Carillion collapse, could it have been stopped?

03 May 2018

A couple of months after its collapse, Connor Tracey, Business Consultant at Aspire Business Partnership, comments on Carillion, one of the largest construction companies in the UK who entered liquidation in January 2018.

Although the mistakes lie with senior figures from several parties, 20,000 workers employed by Carillion could have suffered. However, fortunately, the UK Insolvency Service announced over 10,000 jobs have been saved whilst 2,162 have been given redundancy notices through the liquidation process. 

For umbrella companies, agencies and of course construction companies, there is much that can be learned from the mistakes of Carillion.

Poor Debt Management

Carillion’s ‘optimistic’ approach to business meant that they overborrowed from banks with the expectation that all contracts would go smoothly and payment would be received from customers on time. Carillion had not prepared a contingency plan for any incomplete projects, once again, highlighting poor management. It was clear that Carillion was running a highly geared operation, meaning they financed their operations through debt rather than shareholders funds. This method of operation is often more attractive for shareholders as they have to invest less into the business, however it comes at a cost as you have to pay back debt finance with interest.

In an effort to minimise cash flow problems, Carillion extended its payment terms to its subcontractors. This meant, in some cases, subcontractors were waiting 120 days for payment. Unfortunately, all this measure does is pass the cash flow problems down the supply chain, often bankrupting smaller companies. The small businesses that supplied Carillion have been hit with two major problems; 1) they will receive no future work form Carillion and 2) they will not be paid for work that they completed up to 7 months ago. To alleviate the problems caused by Carillion, Government has partnered with banks such as Lloyds Banking Group and the British Bank to provide £100million of lending to small businesses who are affected.

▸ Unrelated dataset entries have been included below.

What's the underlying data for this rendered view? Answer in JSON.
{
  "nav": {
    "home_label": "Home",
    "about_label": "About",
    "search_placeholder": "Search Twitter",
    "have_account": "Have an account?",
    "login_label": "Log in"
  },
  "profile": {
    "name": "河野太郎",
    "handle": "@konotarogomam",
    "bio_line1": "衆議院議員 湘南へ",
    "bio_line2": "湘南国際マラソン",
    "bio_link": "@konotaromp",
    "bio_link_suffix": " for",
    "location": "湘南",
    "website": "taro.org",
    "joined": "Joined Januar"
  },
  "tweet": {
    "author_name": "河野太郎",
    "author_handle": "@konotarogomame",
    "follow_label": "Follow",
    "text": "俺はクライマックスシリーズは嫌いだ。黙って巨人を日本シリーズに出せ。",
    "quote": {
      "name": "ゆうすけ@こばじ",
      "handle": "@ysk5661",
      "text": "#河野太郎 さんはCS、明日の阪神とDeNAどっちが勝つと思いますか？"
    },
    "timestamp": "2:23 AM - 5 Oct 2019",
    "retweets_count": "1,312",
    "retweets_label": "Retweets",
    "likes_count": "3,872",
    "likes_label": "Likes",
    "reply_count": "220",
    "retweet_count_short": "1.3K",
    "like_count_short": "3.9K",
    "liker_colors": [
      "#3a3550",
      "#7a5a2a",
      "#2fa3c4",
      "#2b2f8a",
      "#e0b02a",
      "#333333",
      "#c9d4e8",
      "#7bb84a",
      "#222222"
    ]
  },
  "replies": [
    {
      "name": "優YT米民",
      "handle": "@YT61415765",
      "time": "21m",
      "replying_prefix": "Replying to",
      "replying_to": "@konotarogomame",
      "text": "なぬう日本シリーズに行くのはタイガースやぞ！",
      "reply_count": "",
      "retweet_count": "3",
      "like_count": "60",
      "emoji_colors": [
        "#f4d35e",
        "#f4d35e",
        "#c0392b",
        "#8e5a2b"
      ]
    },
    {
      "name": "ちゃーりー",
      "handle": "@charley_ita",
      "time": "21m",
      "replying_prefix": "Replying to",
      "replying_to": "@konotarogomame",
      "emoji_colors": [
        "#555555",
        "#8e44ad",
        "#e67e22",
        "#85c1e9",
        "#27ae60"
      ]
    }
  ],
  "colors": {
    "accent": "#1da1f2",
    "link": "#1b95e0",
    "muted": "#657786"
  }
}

A recent report from FTI Consulting stated that during its hour of need Carillion were still underestimating the amount of funding needed to reverse the company’s fortunes. The board assessed that they needed £360million whereas FTI estimated Carillion needed £500million. Once again, it shows gross failings of corporate governance and accounting.

One of the biggest mistakes in business is assuming that everything will go to plan because, unfortunately, it almost never will. It is important to always have a contingency plan for when life doesn’t go your way. Carillion assumed everything would go according to plan, so they stretched their resources to the limit which ultimately backfired.

Late Payment Terms

In the construction industry, late payment terms have become commonplace. This often puts a strain on subcontractors’ finances, particularly if they are small businesses, as they cannot secure the same payment terms with their suppliers. The collapse of Carillion shows that these payment terms can leave a ‘black hole’ in the industry if a company commences liquidation proceedings. To try and stop large companies from aggressively negotiating long repayment periods, Government introduced the duty to publish a report on payment practices and performance. The Small Business, Enterprise and Employment Act 2015 section 3 highlights what to report and who needs to report it. See our previous news on this legislation here.

If your customer wants to extend their payment terms, it could be a sign that they have poor debt management and are trying to pass on their poor debt problems to you. Do some digging before agreeing!

Aspire Comment: Lessons to be learned

1. If your customer is trying to negotiate extended payment terms, it can be an indicator that they have poor debt management. If your client is asking for extended payment periods or is paying later, Aspire would suggest: 

i. Call your client and ask if there is any reason for the late payment, will it continue being a problem?

ii. Consider any outstanding amounts from your client as bad debts. Would your business still be able to operate if these were never paid? If not, an alternative approach needs to be considered.

iii. Sell the invoice to a debt factoring company. The factoring company will usually charge 0.5% to 5% of the invoice value. The factoring company will pay 70% to 90% of the invoice value in cash and the remainder is kept as a reserve to protect the company against bad debts. If the client pays the invoice you will receive the remainder. If not, the factoring company will keep the reserve amount.

2. Always have a contingency plan. It only took a few delayed projects to bring down one of the largest construction companies in the UK. Would your business be able to survive if your largest customer delayed payment or switched supplier? If the answer is no, you may need to revise your business strategy. 

3. Have realistic expectations. All of Carillion’s problems started because they overestimated profits on contracts and had to write down £845 million. It is likely that bonuses were related to company performance therefore inaccurate figures were provided to shareholders to ensure their satisfaction.

i. Ensure that targets are realistic so managers do not feel under pressure to manipulate figures and stretch the truth.